As the AFL's international ambassador in 2011, Kirk embarked on a football journey which took him from India to Iceland, Toronto to Times Square and beyond.
It is brilliantly documented in a film titled "Aussie Rules The World", which will screen at Northbridge's Cinema Paradiso on Monday night.
But it was eclectic gatherings such as the "Peace Team", comprised of both Israelis and Palestinians, which had Kirk most aghast.
For them, even going to a regular football training session meant a long and arduous process to get through border security checks. When fighting escalated, the sessions had to be cancelled.
"You talk about what footy can do and what a game-changer it can be," Kirk said.
"Here's a team with half Israelis and half Palestinians … these warring countries. I remember the first night I was there, footy training was delayed an hour because the guys got stuck at one of the check points, but they still got there even though it took two or three hours.
"The one thing that really stood out to me was that they started to respect each other and respect each other's opinion. There's a great quote in the film where one of the guys says, 'If the world was one big footy field, everything would be all right'.
"If you look at the Peace Team concept and what it was able to do for 20 young men, who knows what the game of AFL could do."
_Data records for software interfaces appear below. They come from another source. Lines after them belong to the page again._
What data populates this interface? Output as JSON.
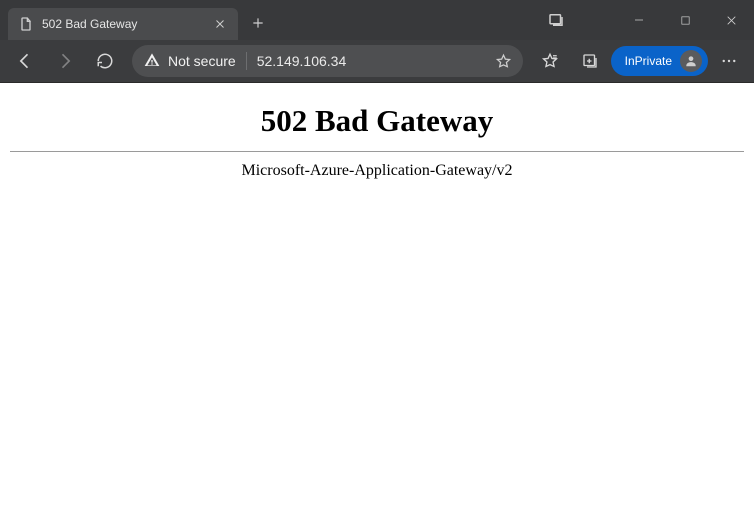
{
  "tab": {
    "title": "502 Bad Gateway"
  },
  "address_bar": {
    "security_label": "Not secure",
    "url": "52.149.106.34"
  },
  "profile": {
    "inprivate_label": "InPrivate"
  },
  "page": {
    "heading": "502 Bad Gateway",
    "server": "Microsoft-Azure-Application-Gateway/v2"
  }
}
Kirk is unsure how strongly placed the AFL is to halt the invasion of other international sports, particularly after soccer's recent World Cup, but says he has been enlightened by the game's growth.
He agreed with his former Sydney coach Paul Roos' assertion in the film that the AFL should have started an international expansion many years earlier, but believed the time to build on new frontiers had not gone past.
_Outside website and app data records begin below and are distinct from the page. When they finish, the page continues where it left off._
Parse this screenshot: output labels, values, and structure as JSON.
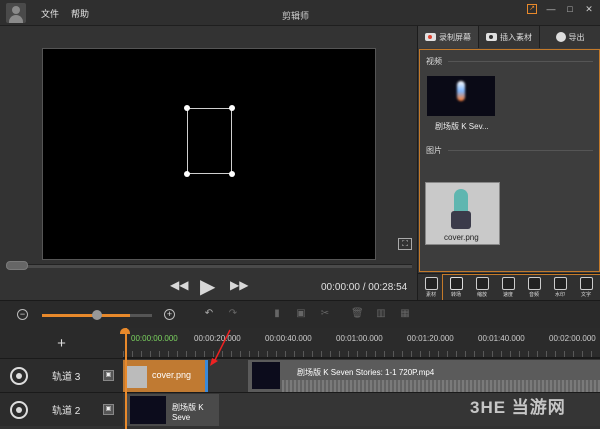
{
  "titlebar": {
    "title": "剪辑师",
    "menu": {
      "file": "文件",
      "help": "帮助"
    },
    "window_buttons": {
      "minimize": "—",
      "maximize": "□",
      "close": "✕"
    }
  },
  "preview": {
    "timecode": "00:00:00 / 00:28:54",
    "transport": {
      "rewind": "◀◀",
      "play": "▶",
      "forward": "▶▶"
    },
    "progress": 0.0
  },
  "right_panel": {
    "tabs": [
      {
        "label": "录制屏幕",
        "icon": "record-icon"
      },
      {
        "label": "插入素材",
        "icon": "camera-icon"
      },
      {
        "label": "导出",
        "icon": "reel-icon"
      }
    ],
    "sections": {
      "video": "视频",
      "image": "图片"
    },
    "video_item": "剧场版 K Sev...",
    "image_item": "cover.png",
    "tools": [
      {
        "label": "素材",
        "icon": "folder-icon"
      },
      {
        "label": "转场",
        "icon": "transition-icon"
      },
      {
        "label": "缩放",
        "icon": "zoom-icon"
      },
      {
        "label": "速度",
        "icon": "speed-icon"
      },
      {
        "label": "音频",
        "icon": "audio-icon"
      },
      {
        "label": "水印",
        "icon": "watermark-icon"
      },
      {
        "label": "文字",
        "icon": "text-icon"
      }
    ]
  },
  "timeline": {
    "add_label": "+",
    "ruler": [
      "00:00:00.000",
      "00:00:20.000",
      "00:00:40.000",
      "00:01:00.000",
      "00:01:20.000",
      "00:01:40.000",
      "00:02:00.000"
    ],
    "zoom_level": 0.8,
    "tracks": [
      {
        "label": "轨道 3",
        "lock": "🔒"
      },
      {
        "label": "轨道 2",
        "lock": "🔒"
      }
    ],
    "clips": {
      "cover": "cover.png",
      "video_main": "剧场版 K Seven Stories: 1-1 720P.mp4",
      "video_track2": "剧场版 K Seve"
    }
  },
  "watermark": "3HE 当游网"
}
"I don't know the answer as to whether the market is out there," he said.
"But what I do know is that I've been out there to many countries and I've experienced the passion for the game.
"I just wanted to go out there and share it because footy has given me so much and I wanted to give some of it back."
Kirk, one of the AFL's most spiritual characters, said he would cherish the "memorable experiences" he had during his trip which he shared with wife Hayley and their four children, then under the age of six.
A sojourn into South Africa was particularly moving, not only because of their superior football skill to those in other parts of the world, but because of the emotion behind their pursuits.
"The kids dropped their bags from school and took their shoes off," he said.
"The boys took their shirts off and away they went. All of a sudden there is handball and kicking and goal kicking going on.
"I was joining in one of these handballing drills and all of a sudden the kids started tribal singing. It was like, 'Wow, this is so cool'.
"The essence of footy is like that real joy of just being out there and playing. You could just tell by being out there and playing that game, they had no care in the world. It takes them away from whatever else is going on for them."
Kirk said he had been given an introduction into how the AFL could transcend its traditional boundaries through former Sydney teammate Mike Pyke, a former Canadian rugby international who was a key part of the Swans' 2012 premiership team.
But the AFL has stretched so far to the point that there are now 120 ovals spread across Papua New Guinea, 20,000 players across South Africa and more than 4500 Europeans playing in 178 teams across 20 different countries.
On retirement, Kirk had planned a caravan trip around Australia with his wife and children, but the AFL came calling, recognising his deep passion for Australian Rules as a weapon in the international broadening of the game's horizon. He hailed the initiative as a remarkable family bonding and learning experience.
"I think the poverty in India was the most confronting thing," he said.
"I remember coming out of the airport and it was sort of a sensory overload of the smell and the sight and the sound. There were people begging on the side of the road, kids the same age as our kids.
"But I love getting out there and experiencing different cultures and meeting different people and finding out how different people live and their beliefs and all those types of things. I was out of my comfort zone a fair bit at times.
"But it's good to be stretched - when you're out there on the edge and looking over, it's a good place to be because you're growing."
Growing up in the NSW Riverina town of Burrumbuttock, Kirk's AFL dream was delayed by those who initially thought he did not have the playing tools to make it to the elite level. But he needed to look no further than his father, Noel, who charged through his career despite having lost his left hand in a farming accident at the age of four. The story is told in an emotional segment of the movie.
"I idolised my dad as a kid," Kirk said.
"He played for the Burrumbuttock Swans out in the country and that's where I got my love of the red and white from a young age. He was a hard man and there was never any challenge that he couldn't get over or under or through.
"I think one of the greatest values he taught me by watching the way he went about his footy and life, was resilience and never giving up. It's something I held really strong in whatever I did. I copped a few kicks around early days, but that never-give-up attitude was something that lives with me and still does."
Most of the teams featured in the film will be part of the AFL's 2014 International Cup, which will take place for men's and women's teams in Melbourne next month.